Waiting for Justice, Sister named her son Junaid
Baby Junaid, all of nine months, clung to his mother’s leg as she wiped off tears from her face. “He looks like his uncle Junaid… just skinnier. He was my favourite brother, so I decided to name my son after him,” said Rabiya, seated inside her parents’ house in Faridabad’s Khandavalli village.
The baby was born three months after his uncle — 15-year-old Junaid Khan — was stabbed to death in a Mathura-bound train by a group of men who allegedly “used communal slurs against him” on June 22 last year. He was returning home after Eid shopping in Delhi.
A year later, sorrow and gloom haven’t left the Khan household. Junaid’s mother Saira has taken to the bed in grief; father Jalaluddin has lost 25 kilos; brother Shakir, who was also attacked by the group, is still unable to lift one arm; and brothers Faisal, Adil, Hashim and Qasim refuse to take the local train in which the 15-year-old was killed.

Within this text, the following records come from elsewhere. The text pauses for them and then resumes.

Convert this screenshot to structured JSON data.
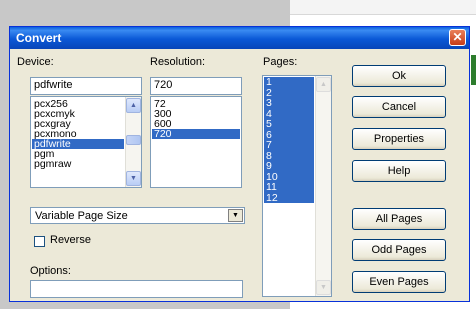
{
  "dialog": {
    "title": "Convert",
    "close_icon": "close-icon"
  },
  "device": {
    "label": "Device:",
    "value": "pdfwrite",
    "items": [
      "pcx256",
      "pcxcmyk",
      "pcxgray",
      "pcxmono",
      "pdfwrite",
      "pgm",
      "pgmraw"
    ],
    "selected": "pdfwrite"
  },
  "resolution": {
    "label": "Resolution:",
    "value": "720",
    "items": [
      "72",
      "300",
      "600",
      "720"
    ],
    "selected": "720"
  },
  "pages": {
    "label": "Pages:",
    "items": [
      "1",
      "2",
      "3",
      "4",
      "5",
      "6",
      "7",
      "8",
      "9",
      "10",
      "11",
      "12"
    ],
    "all_selected": true
  },
  "page_size": {
    "value": "Variable Page Size"
  },
  "reverse": {
    "label": "Reverse",
    "checked": false
  },
  "options": {
    "label": "Options:",
    "value": ""
  },
  "buttons": {
    "ok": "Ok",
    "cancel": "Cancel",
    "properties": "Properties",
    "help": "Help",
    "all_pages": "All Pages",
    "odd_pages": "Odd Pages",
    "even_pages": "Even Pages"
  },
  "colors": {
    "title_bar": "#0a58d6",
    "selection": "#316ac5",
    "dialog_bg": "#ece9d8"
  }
}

“We are losing faith in the institutions everyday. Barring one accused, everyone else is out on bail. We are scared because my children Shakir and Hashim are key eyewitnesses,” said Jalaluddin.
Two police officers have been stationed outside the family’s home since last year. Still, every time a family member steps out of the village, Jalaluddin gets restless. “I’ve told my children and grandchildren to only travel by the Metro, to not talk to anyone or get in a fight. I call them every 30 minutes. I fear that what happened to Junaid will happen again,” he said.
From her bed, Saira mumbles her dead son’s name. “A few days before Eid this year, I fell sick… I can’t eat, I sleep all day, and I only think of Junaid. Last year, he died just before Eid. I can never celebrate again,” she said. Last November, village sarpanch Nishar Ahmed had approached Junaid’s kin “to agree to an out-of-court settlement with the accused, so that the villages can maintain peace and brotherhood”. The family had refused the offer — money and land. On the proposal, Ahmed said, “I only did my job as the sarpanch…there is no pressure on the family to settle”.
While a similar sense of gloom hangs in the air in the bylanes of the village, Ahmed reassured that “normalcy has resumed…it is peaceful. We are taking the local train, moving around freely, without fear”. Inside the Khan household, two Junaids live — one is a baby who makes his grandmother smile once a day; and the other, his namesake, who has left behind a stack of books, an unworn new kurta, and grief.